Our educational programming has been building for some time. Through our outreach, educational panel discussions and our Walks in the Woods, the Land Alliance has felt the need to have a stronger presence in local schools. At the same time, there is increasing recognition that Long Island’s water is perhaps our community’s most precious and possibly most vulnerable resource. Still, many Long Islanders are unaware that the source of their drinking water is the aquifer under their feet or that nitrogen is the number one contaminant of our harbors, Long Island Sound and the ocean. For all of these reasons, a generous donor has offered to fund a part-time educator to enter local schools to implement a three-lesson series of programs that will start in the classroom and move outdoors. Students will learn about Long Island’s groundwater, surface waters and watersheds and stewardship of this essential resource, while using interactive models, diagrams, maps and aerial photos. Designed for fourth graders, the program can be modified for use with other ages or with after-school students. A selection of follow-up activities participants can do on their own or with their classroom teachers will be included, and state and federal education standards will be addressed.

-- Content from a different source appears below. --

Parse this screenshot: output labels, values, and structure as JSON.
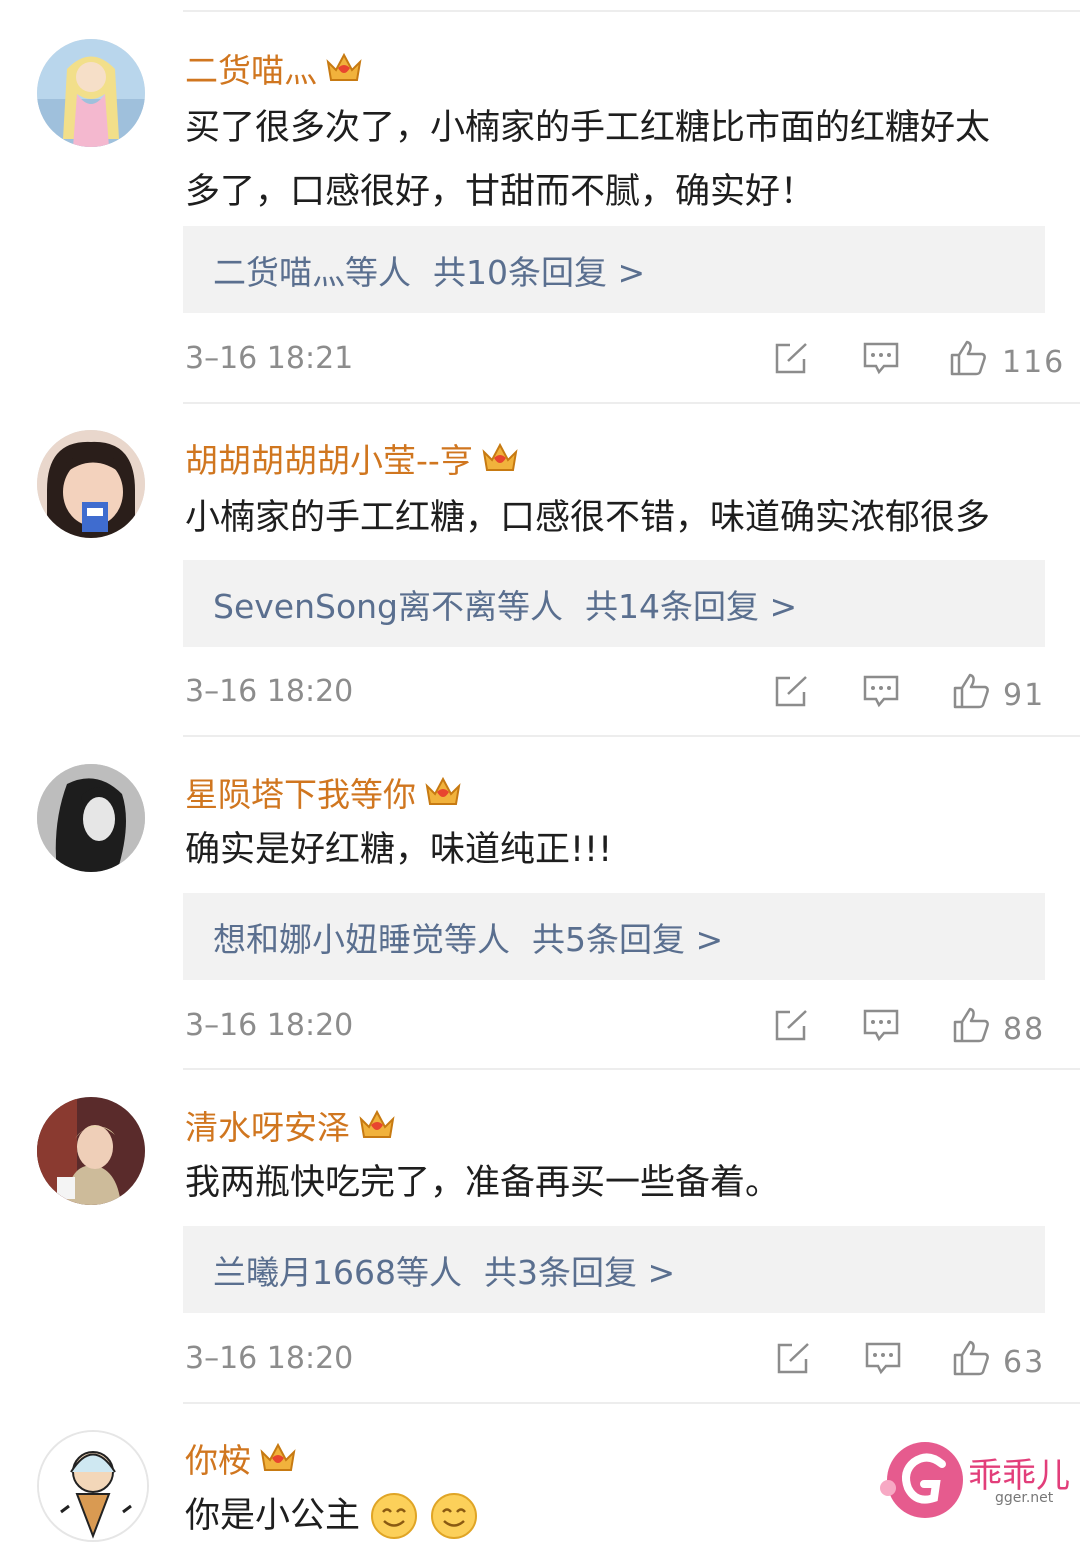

With an introduction in the classroom, the first lesson will introduce students to the aquifer from which their drinking water comes. Students will learn how water enters and leaves the aquifer and how contaminants and excessive use can threaten water quality and quantity.
The second lesson, to be conducted on school grounds or within walking distance of the school, will identify the concept of watersheds. This will include a discussion on where rain goes and describe storm water runoff and its connection to the health of our streams, ponds, bays and Long Island Sound. Students will assess how their activities can be harmful or beneficial to our surface waters.

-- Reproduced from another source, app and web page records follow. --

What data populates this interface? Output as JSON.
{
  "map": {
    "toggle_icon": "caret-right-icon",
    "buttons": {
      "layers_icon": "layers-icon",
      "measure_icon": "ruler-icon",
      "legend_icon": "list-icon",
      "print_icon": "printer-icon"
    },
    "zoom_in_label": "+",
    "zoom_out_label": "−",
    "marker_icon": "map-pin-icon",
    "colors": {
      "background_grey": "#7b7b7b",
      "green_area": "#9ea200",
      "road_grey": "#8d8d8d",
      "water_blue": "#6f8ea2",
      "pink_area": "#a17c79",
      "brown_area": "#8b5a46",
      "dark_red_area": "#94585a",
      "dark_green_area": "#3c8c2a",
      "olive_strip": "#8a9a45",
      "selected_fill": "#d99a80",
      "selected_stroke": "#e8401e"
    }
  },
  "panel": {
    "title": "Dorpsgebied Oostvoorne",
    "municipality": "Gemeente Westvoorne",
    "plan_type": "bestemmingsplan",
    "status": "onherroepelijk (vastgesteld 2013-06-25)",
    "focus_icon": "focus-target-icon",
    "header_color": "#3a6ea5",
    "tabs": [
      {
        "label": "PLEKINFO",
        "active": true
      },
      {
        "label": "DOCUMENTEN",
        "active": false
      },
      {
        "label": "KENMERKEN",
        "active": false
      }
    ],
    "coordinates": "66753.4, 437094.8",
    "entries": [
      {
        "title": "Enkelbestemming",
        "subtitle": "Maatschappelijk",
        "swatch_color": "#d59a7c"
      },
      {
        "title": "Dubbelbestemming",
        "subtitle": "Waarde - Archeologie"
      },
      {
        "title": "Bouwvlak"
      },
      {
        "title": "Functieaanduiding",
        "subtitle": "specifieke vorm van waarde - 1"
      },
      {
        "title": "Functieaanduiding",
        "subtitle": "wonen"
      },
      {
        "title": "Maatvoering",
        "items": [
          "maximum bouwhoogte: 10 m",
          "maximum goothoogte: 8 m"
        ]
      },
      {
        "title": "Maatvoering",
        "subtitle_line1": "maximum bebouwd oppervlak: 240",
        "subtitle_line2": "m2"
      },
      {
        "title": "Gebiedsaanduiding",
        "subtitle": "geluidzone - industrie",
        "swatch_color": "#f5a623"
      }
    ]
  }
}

The final lesson will take place at a local nature preserve where there is a pond, stream or beach. Students will identify where they are in a watershed and the role local topography plays in shaping the water body at the site. They will also make comparisons between the preserve
and nearby developed land and discuss features that may impact water quality. Through any of a number of activities (including water quality or soil testing, a beach exploration, planting native plants, a study of wildlife at the site and pulling invasive plants), participants will become familiar with the preserve and interactions among its inhabitants. This will help students recognize how their actions can affect the quality and quantity of its water for preserve visitors and inhabitants alike. We hope that implementation of this program in local schools will encourage students, and, in turn, their families, to become stewards of the waters that make Long Island such a desirable place to live.
If your school would like to participate, please contact Jane Jackson at 516-922-1028 or send an email to